- [Given information]:
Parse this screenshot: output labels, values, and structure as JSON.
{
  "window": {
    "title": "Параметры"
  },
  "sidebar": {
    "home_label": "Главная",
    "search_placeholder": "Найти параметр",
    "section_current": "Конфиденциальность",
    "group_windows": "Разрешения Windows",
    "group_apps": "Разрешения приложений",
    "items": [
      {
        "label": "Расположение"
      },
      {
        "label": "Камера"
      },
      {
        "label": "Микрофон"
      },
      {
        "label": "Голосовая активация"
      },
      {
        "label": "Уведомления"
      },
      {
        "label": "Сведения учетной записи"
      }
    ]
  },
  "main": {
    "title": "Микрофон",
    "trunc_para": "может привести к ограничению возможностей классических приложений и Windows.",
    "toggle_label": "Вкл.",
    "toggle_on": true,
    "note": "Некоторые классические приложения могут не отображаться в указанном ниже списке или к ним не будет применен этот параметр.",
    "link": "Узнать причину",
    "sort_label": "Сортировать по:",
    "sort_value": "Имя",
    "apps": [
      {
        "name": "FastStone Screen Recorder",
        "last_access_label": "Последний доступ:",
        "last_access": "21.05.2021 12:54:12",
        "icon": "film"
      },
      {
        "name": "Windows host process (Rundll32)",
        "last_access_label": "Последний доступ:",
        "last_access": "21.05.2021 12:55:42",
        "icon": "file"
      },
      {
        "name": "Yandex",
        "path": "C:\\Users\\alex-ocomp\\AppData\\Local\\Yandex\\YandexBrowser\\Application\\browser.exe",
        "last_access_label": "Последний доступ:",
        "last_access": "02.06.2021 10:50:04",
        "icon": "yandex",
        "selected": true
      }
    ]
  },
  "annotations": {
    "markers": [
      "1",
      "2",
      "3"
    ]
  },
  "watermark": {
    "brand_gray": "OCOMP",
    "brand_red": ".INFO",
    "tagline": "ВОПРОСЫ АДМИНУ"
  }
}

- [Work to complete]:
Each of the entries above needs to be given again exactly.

- [Answer section]:
Parse this screenshot: output labels, values, and structure as JSON.
{
  "window": {
    "title": "Параметры"
  },
  "sidebar": {
    "home_label": "Главная",
    "search_placeholder": "Найти параметр",
    "section_current": "Конфиденциальность",
    "group_windows": "Разрешения Windows",
    "group_apps": "Разрешения приложений",
    "items": [
      {
        "label": "Расположение"
      },
      {
        "label": "Камера"
      },
      {
        "label": "Микрофон"
      },
      {
        "label": "Голосовая активация"
      },
      {
        "label": "Уведомления"
      },
      {
        "label": "Сведения учетной записи"
      }
    ]
  },
  "main": {
    "title": "Микрофон",
    "trunc_para": "может привести к ограничению возможностей классических приложений и Windows.",
    "toggle_label": "Вкл.",
    "toggle_on": true,
    "note": "Некоторые классические приложения могут не отображаться в указанном ниже списке или к ним не будет применен этот параметр.",
    "link": "Узнать причину",
    "sort_label": "Сортировать по:",
    "sort_value": "Имя",
    "apps": [
      {
        "name": "FastStone Screen Recorder",
        "last_access_label": "Последний доступ:",
        "last_access": "21.05.2021 12:54:12",
        "icon": "film"
      },
      {
        "name": "Windows host process (Rundll32)",
        "last_access_label": "Последний доступ:",
        "last_access": "21.05.2021 12:55:42",
        "icon": "file"
      },
      {
        "name": "Yandex",
        "path": "C:\\Users\\alex-ocomp\\AppData\\Local\\Yandex\\YandexBrowser\\Application\\browser.exe",
        "last_access_label": "Последний доступ:",
        "last_access": "02.06.2021 10:50:04",
        "icon": "yandex",
        "selected": true
      }
    ]
  },
  "annotations": {
    "markers": [
      "1",
      "2",
      "3"
    ]
  },
  "watermark": {
    "brand_gray": "OCOMP",
    "brand_red": ".INFO",
    "tagline": "ВОПРОСЫ АДМИНУ"
  }
}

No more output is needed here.